Economists promise us that any day now, wages will start to rise again. The economy is adding jobs at a steady clip, unemployment is down and even cost-obsessed Walmart (WMT) is raising its workers' pay.
In February, though, average wages rose just three cents an hour for private nonfarm workers -- about enough for a full-time worker to buy one more beer every month.
In reality, tighter job markets don't always translate into higher wages. Hourly earnings are up only 2 percent over the last year. And in fact wages for most workers have been flat or falling for decades, regardless of job gains and losses, according to the Pew Research Center. Workers with high school educations or less have fared the worst.
Rather than hold your breath waiting for rising productivity and profits to trickle down into higher pay, consider the following to help you cope with a stagnant paycheck:
Don't stretch. When wages are rising, it can make sense to stretch a bit to buy a home or a car. Debt payments that seem so formidable at first start to feel more manageable as your pay increases. With stagnant wages, on the other hand, big loan payments can feel more burdensome over time as other costs of living rise and eat up more of your check. Good rules of thumb are to limit your housing costs to 25 percent of your gross pay, while car costs (payments plus gas and insurance) should equal 10 percent or less.
Pay down high-rate debt. Using credit cards to fill the gap between paychecks is a losing game. Paying interest to credit card companies just leaves you with even less money to live. Using payday loans is even worse, since the effective interest rates are so much higher (as in 300 percent, and up).
Consider a side hustle. A second job or sideline business may be your best shot at boosting your income in the short term. Using your current job skills to freelance is one option, if your employer allows that. Another possibility: providing services to people who have more money than time as a virtual assistant, dog walker, housecleaner, errand runner or similar helper.
Invest more. Wages may have stagnated, but the stock market sure hasn't. Over the last 30 years, stocks have offered an average annual return of close to 10 percent after inflation. Investing through a workplace retirement plan or on your own allows you to grab a piece of the economic expansion.
Move on -- and up. Loyalty doesn't pay if your employer is stingy with wages. If your skills aren't in demand, consider a strategic investment in more marketable ones. But don't overpay -- your local community college often can educate you for a fraction of what a for-profit school may cost.
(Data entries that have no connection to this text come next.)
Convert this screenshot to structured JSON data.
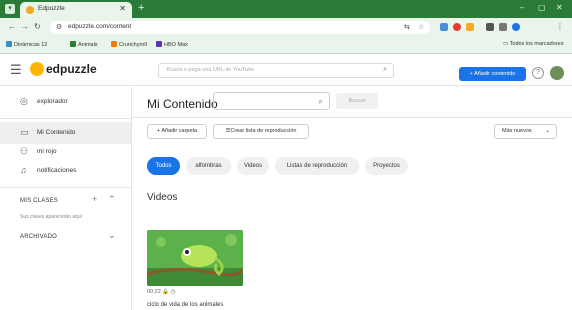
{
  "browser": {
    "tab_title": "Edpuzzle",
    "new_tab": "+",
    "url": "edpuzzle.com/content",
    "window_controls": [
      "–",
      "▢",
      "✕"
    ],
    "bookmarks": [
      {
        "label": "Dinámicas 12",
        "color": "#3c8dbc"
      },
      {
        "label": "Animals",
        "color": "#2e7d32"
      },
      {
        "label": "Crunchyroll",
        "color": "#f57c00"
      },
      {
        "label": "HBO Max",
        "color": "#5e35b1"
      }
    ],
    "bookmarks_right": "Todos los marcadores"
  },
  "header": {
    "logo": "edpuzzle",
    "search_placeholder": "Busca o pega una URL de YouTube",
    "add_content": "+ Añadir contenido",
    "help": "?"
  },
  "sidebar": {
    "items": [
      {
        "label": "explorador",
        "icon": "compass-icon"
      },
      {
        "label": "Mi Contenido",
        "icon": "folder-icon"
      },
      {
        "label": "mi rojo",
        "icon": "people-icon"
      },
      {
        "label": "notificaciones",
        "icon": "bell-icon"
      }
    ],
    "classes_title": "MIS CLASES",
    "classes_empty": "Sus clases aparecerán aquí",
    "archived_title": "ARCHIVADO"
  },
  "main": {
    "title": "Mi Contenido",
    "search_button": "Buscar",
    "add_folder": "+ Añadir carpeta",
    "create_playlist": "Crear lista de reproducción",
    "sort_label": "Más nuevos",
    "filters": [
      "Todos",
      "alfombras",
      "Videos",
      "Listas de reproducción",
      "Proyectos"
    ],
    "section_title": "Videos",
    "video": {
      "duration": "00:22",
      "title": "ciclo de vida de los animales"
    }
  },
  "colors": {
    "chrome": "#2f7d3c",
    "accent": "#1a73e8",
    "logo": "#ffb400"
  }
}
Among the best-paying two-year degrees, according to Payscale: information management, information technology, computer science, computer engineering, electrical engineering and dental hygiene.